EXERCISE DIRECTIONS: Read through the data and report every line in which the word "gebührenfrei" occurs.

───── EXCERPTED DATA

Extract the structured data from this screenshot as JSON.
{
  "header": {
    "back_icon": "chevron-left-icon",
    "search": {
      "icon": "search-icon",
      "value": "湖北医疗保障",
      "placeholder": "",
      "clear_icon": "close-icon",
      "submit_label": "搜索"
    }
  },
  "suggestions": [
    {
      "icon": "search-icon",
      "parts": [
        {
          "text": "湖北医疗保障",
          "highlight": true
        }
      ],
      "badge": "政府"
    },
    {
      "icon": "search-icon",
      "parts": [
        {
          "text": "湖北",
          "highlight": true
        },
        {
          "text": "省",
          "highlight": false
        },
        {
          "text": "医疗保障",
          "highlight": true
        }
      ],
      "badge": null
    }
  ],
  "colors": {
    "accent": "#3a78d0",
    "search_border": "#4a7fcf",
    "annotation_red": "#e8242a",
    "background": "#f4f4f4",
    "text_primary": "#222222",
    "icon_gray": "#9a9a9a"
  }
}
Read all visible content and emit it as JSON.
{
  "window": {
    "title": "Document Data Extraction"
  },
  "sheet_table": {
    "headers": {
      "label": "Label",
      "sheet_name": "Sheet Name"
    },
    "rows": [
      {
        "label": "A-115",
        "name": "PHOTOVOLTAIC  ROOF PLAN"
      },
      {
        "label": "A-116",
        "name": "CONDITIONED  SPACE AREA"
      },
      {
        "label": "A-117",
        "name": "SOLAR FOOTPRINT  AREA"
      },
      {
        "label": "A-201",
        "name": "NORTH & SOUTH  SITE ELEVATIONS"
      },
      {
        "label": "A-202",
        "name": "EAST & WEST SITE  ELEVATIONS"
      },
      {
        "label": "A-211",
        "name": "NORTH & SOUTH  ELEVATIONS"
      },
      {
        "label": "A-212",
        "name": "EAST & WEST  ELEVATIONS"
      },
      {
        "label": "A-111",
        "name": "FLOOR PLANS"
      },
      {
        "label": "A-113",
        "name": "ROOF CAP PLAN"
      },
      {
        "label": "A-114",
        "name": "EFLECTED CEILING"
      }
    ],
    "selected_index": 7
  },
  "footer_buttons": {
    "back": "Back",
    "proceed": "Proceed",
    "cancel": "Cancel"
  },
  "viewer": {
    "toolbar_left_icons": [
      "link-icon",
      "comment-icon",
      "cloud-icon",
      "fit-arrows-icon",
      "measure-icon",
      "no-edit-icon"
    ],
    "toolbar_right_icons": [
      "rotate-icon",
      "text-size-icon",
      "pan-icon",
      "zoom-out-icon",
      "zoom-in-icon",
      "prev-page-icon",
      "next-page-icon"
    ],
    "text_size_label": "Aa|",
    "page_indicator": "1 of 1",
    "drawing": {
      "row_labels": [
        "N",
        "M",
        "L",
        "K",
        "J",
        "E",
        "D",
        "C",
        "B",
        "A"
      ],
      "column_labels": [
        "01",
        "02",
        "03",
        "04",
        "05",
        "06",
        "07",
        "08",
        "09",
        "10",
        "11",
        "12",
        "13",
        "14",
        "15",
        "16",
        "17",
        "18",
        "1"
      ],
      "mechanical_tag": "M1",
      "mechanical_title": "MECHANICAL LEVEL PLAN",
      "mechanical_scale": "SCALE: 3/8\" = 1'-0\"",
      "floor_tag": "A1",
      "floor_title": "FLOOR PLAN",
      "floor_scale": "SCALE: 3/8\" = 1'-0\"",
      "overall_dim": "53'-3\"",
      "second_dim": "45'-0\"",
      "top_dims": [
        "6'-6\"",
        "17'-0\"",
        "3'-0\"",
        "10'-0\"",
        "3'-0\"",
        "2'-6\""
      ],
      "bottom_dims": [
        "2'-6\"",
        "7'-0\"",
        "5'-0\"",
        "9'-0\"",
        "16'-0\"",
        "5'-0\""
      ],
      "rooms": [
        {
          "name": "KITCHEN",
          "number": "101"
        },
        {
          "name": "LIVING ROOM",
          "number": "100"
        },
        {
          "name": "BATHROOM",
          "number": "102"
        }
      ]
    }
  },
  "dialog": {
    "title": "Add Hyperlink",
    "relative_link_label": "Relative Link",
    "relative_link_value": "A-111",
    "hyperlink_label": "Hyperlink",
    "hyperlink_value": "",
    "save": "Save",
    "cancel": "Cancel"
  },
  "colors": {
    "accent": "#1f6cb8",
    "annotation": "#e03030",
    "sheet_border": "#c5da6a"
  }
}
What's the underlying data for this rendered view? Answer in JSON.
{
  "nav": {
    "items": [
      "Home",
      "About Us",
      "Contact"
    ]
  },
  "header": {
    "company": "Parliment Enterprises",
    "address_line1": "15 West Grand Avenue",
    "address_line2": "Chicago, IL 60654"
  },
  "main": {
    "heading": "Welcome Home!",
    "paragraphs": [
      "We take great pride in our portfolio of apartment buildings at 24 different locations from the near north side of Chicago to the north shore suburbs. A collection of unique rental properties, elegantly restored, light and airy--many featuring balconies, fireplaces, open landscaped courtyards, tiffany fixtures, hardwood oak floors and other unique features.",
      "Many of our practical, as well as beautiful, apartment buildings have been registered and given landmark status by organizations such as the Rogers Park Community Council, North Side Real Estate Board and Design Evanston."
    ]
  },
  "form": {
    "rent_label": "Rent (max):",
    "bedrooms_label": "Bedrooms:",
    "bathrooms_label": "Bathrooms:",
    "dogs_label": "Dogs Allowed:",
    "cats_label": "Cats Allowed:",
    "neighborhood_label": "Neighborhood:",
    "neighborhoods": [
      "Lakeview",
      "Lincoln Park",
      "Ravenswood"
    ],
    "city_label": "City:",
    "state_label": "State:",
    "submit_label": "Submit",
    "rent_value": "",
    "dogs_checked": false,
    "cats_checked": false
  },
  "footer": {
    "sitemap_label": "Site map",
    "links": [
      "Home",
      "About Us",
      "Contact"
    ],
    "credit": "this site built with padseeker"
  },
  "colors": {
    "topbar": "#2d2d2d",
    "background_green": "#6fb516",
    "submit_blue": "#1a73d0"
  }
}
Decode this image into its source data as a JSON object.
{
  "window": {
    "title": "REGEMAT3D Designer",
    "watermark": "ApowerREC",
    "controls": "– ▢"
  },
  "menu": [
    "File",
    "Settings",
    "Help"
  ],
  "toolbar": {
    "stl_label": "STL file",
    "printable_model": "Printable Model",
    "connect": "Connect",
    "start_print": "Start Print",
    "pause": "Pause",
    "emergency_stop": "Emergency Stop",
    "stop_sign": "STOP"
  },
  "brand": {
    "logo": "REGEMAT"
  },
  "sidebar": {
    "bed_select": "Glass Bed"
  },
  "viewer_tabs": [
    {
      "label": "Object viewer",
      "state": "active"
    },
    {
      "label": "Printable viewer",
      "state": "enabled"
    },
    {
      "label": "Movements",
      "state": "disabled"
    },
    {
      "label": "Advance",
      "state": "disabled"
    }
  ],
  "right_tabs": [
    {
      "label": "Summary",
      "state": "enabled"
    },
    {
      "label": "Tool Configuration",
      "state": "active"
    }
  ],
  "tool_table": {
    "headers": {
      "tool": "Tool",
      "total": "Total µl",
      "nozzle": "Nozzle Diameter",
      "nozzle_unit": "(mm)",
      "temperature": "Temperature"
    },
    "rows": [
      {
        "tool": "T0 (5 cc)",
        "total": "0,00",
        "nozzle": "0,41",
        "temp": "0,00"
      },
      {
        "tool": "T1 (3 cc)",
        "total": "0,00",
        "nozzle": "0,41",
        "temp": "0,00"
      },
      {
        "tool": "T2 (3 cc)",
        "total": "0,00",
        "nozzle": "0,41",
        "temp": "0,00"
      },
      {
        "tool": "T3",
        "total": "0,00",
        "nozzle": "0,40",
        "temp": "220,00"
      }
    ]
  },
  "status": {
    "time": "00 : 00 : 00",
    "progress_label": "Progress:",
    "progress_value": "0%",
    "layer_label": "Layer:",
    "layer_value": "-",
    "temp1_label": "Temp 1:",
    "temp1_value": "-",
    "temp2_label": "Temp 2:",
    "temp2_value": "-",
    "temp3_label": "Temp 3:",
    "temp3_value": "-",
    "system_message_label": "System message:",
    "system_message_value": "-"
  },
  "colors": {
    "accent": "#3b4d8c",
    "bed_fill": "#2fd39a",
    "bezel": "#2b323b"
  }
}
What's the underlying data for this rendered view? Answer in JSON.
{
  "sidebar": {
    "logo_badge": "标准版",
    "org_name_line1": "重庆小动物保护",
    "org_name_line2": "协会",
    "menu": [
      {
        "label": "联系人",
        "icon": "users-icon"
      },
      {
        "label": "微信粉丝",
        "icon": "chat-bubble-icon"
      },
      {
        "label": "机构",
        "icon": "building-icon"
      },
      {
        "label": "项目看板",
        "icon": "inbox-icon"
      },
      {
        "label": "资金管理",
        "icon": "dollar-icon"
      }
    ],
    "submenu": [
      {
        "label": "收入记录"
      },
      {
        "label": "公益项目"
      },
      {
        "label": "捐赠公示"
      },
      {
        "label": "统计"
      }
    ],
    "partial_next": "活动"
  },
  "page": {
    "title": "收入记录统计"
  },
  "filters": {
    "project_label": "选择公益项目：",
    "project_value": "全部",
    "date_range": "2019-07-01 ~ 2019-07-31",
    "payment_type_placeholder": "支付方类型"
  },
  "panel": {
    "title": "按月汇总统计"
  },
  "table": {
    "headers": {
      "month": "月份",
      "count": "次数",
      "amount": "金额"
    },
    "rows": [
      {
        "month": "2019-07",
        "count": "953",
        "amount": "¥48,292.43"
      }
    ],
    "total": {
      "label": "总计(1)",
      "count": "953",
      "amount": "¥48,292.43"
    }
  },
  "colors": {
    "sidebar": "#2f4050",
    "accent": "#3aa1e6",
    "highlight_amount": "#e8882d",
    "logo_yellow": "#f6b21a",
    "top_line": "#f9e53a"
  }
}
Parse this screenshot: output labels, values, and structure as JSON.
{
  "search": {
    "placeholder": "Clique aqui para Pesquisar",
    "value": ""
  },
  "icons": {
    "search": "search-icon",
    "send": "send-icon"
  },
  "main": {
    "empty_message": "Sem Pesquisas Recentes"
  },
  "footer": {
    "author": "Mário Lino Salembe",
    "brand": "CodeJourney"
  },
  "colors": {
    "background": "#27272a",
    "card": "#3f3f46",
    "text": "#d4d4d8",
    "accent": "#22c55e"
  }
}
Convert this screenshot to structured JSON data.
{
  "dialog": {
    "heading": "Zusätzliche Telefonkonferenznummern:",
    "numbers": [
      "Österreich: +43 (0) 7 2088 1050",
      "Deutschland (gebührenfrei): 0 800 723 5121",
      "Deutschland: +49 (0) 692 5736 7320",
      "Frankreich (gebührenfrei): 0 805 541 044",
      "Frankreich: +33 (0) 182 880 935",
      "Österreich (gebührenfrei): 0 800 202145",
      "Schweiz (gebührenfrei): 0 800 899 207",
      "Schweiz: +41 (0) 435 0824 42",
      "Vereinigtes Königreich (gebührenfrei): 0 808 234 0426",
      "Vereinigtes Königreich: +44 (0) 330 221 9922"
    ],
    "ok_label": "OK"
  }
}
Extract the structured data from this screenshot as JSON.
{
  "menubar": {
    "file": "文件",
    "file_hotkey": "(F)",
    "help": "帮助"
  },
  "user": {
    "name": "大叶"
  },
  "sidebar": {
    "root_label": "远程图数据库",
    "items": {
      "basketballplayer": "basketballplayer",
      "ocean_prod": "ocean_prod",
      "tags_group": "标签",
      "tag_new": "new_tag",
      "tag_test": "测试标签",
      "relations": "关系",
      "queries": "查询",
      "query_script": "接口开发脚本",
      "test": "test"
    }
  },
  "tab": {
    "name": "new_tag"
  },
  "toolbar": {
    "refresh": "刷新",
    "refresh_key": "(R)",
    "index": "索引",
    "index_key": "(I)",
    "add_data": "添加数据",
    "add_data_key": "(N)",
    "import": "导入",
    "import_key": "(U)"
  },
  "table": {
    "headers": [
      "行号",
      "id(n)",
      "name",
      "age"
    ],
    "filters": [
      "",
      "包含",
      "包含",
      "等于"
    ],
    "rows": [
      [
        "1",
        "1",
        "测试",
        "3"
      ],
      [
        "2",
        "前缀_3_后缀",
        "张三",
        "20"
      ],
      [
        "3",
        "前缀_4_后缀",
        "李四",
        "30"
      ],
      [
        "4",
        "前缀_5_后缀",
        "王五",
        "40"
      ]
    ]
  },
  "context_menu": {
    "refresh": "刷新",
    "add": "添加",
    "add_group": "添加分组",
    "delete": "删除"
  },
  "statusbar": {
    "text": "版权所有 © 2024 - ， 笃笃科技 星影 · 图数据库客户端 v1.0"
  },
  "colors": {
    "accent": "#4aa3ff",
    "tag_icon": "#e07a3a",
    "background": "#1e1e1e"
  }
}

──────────

RESULT OF THE TASK:
      "Deutschland (gebührenfrei): 0 800 723 5121",
      "Frankreich (gebührenfrei): 0 805 541 044",
      "Österreich (gebührenfrei): 0 800 202145",
      "Schweiz (gebührenfrei): 0 800 899 207",
      "Vereinigtes Königreich (gebührenfrei): 0 808 234 0426",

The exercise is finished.